If you’re like me, you have dreams of one day launching into space and landing on Mars, but at the same time, you can’t bear to part with the culinary delicacies Earth has to offer. So what will future Mars astronauts and space colonists eat? 

Let’s first consider what astronauts currently enjoy on the ISS. Almost everything they eat is either freeze-dried or thermostabilized (preheated to kill any germs) to not spoil over long periods of time, but within these constraints, NASA’s food scientists do a pretty good job of creating a varied menu that tastes like food from home. 

Tortillas are apparently really popular on the ISS as a less crumbly alternative to bread. Image credit: NASA

However, the ISS is constantly resupplied by cargo deliveries, making it easy to keep astronauts happy, and crews of different nationalities even enjoy swapping food from their respective space agencies to add some variety (like trading lunches in the school cafeteria)! 

It may seem trivial, but good food provides a big psychological boost, and astronaut mental health will be crucial given the isolation of a long-term mission to Mars. Without constant resupply, food will need a shelf life of several years, pushing the limits of what NASA currently can provide. Plus excessive thermostabilization degrades both nutritional quality and taste, and even with the best freeze drying, key vitamins start to break down over time. This begs the question of an interesting alternative – what if the astronauts’ food didn’t have to always come from Earth? Would it be feasible to grow fruits and vegetables in space?

Yes, this is a real photo of a grocery store advertising their potatoes. Image credit: Adweek

Maybe this sounds more like science fiction; could anyone really live like poor Mark Watney from The Martian, eating potatoes fertilized with his own poop for years while stranded on Mars alone? Actually, NASA and scientists around the world have put serious effort into learning how to grow plants in space. The first plants to bloom in space were grown on the Soviet Salyut 7 station in 1982, and early experiments identified some challenges: plant roots struggle without gravity to direct them, and distributing water to the roots is difficult since liquid droplets tend to glob together and float around freely. 

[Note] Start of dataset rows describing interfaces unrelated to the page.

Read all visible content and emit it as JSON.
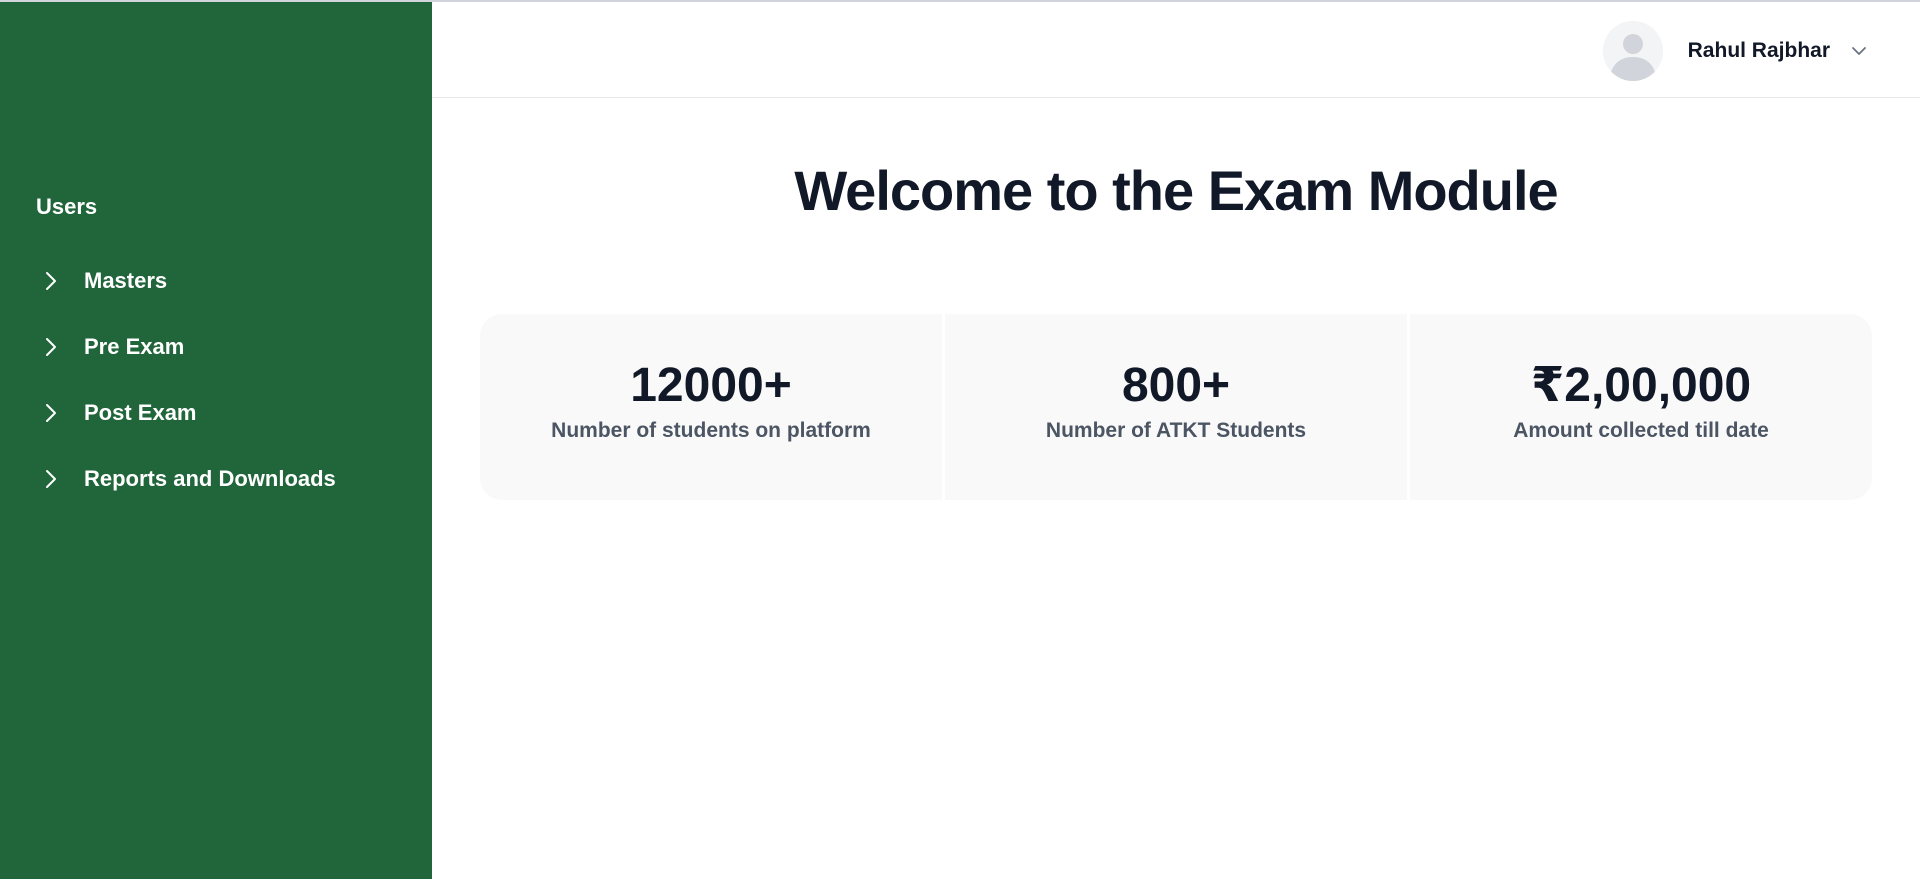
{
  "sidebar": {
    "heading": "Users",
    "items": [
      {
        "label": "Masters",
        "icon": "chevron-right-icon"
      },
      {
        "label": "Pre Exam",
        "icon": "chevron-right-icon"
      },
      {
        "label": "Post Exam",
        "icon": "chevron-right-icon"
      },
      {
        "label": "Reports and Downloads",
        "icon": "chevron-right-icon"
      }
    ]
  },
  "header": {
    "user": {
      "name": "Rahul Rajbhar",
      "avatar_icon": "user-avatar-icon",
      "dropdown_icon": "chevron-down-icon"
    }
  },
  "main": {
    "title": "Welcome to the Exam Module",
    "stats": [
      {
        "value": "12000+",
        "label": "Number of students on platform"
      },
      {
        "value": "800+",
        "label": "Number of ATKT Students"
      },
      {
        "value": "₹2,00,000",
        "label": "Amount collected till date"
      }
    ]
  },
  "colors": {
    "sidebar_bg": "#21653b",
    "card_bg": "#f9f9f9",
    "text_primary": "#111827",
    "text_secondary": "#4b5563"
  }
}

Nowadays, astronauts on the ISS maintain their orbital gardens using the VEGGIE plant growth system, and in 2015 they ate the first produce ever grown in space – red romaine lettuce.  All the while we keep learning more about plants in zero-G! Two of the leading experts in astrobotany, Professors Anna-Lisa Paul and Robert Ferl of the University of Florida’s Space Plants Lab, led a study demonstrating changes in the genetic expression of plants growing on the ISS – certain genes related to cell wall production switched on and off for reasons we don’t fully understand. As Paul explains, “when living organisms are faced with environmental change, their response almost always involves a change in genetic expression.” It makes sense plants in space would do the same thing. 

Cabbage growing in a VEGGIE unit on the ISS. Image credit: NASA

Apart from the ISS, China’s Chang’e 4 mission made headlines for landing its Lunar Micro Ecosystem experiment containing fruit fly eggs and a number of seeds on the far side of the moon, some of which sprouted. Clearly, the United States is not alone in one day trying to establish a sustainable human presence in space.

Cottonseed sprouts contained within Chang’e 4 on the far side of the moon. Image credit: CNSA

As Ferl states, “plants, just like here on Earth, ultimately will be the source of food, water, and air when we live on Mars. We have to take our ecosystems and our agriculture with us.” Our mastery of space depends on our mastery of astrobotany.

Let’s grow plants in space.


This article was written by Hans Uy, a New York investment banker and astrobotany colleague who talks about space exploration on his own terms on his awesome website: Astronomical Returns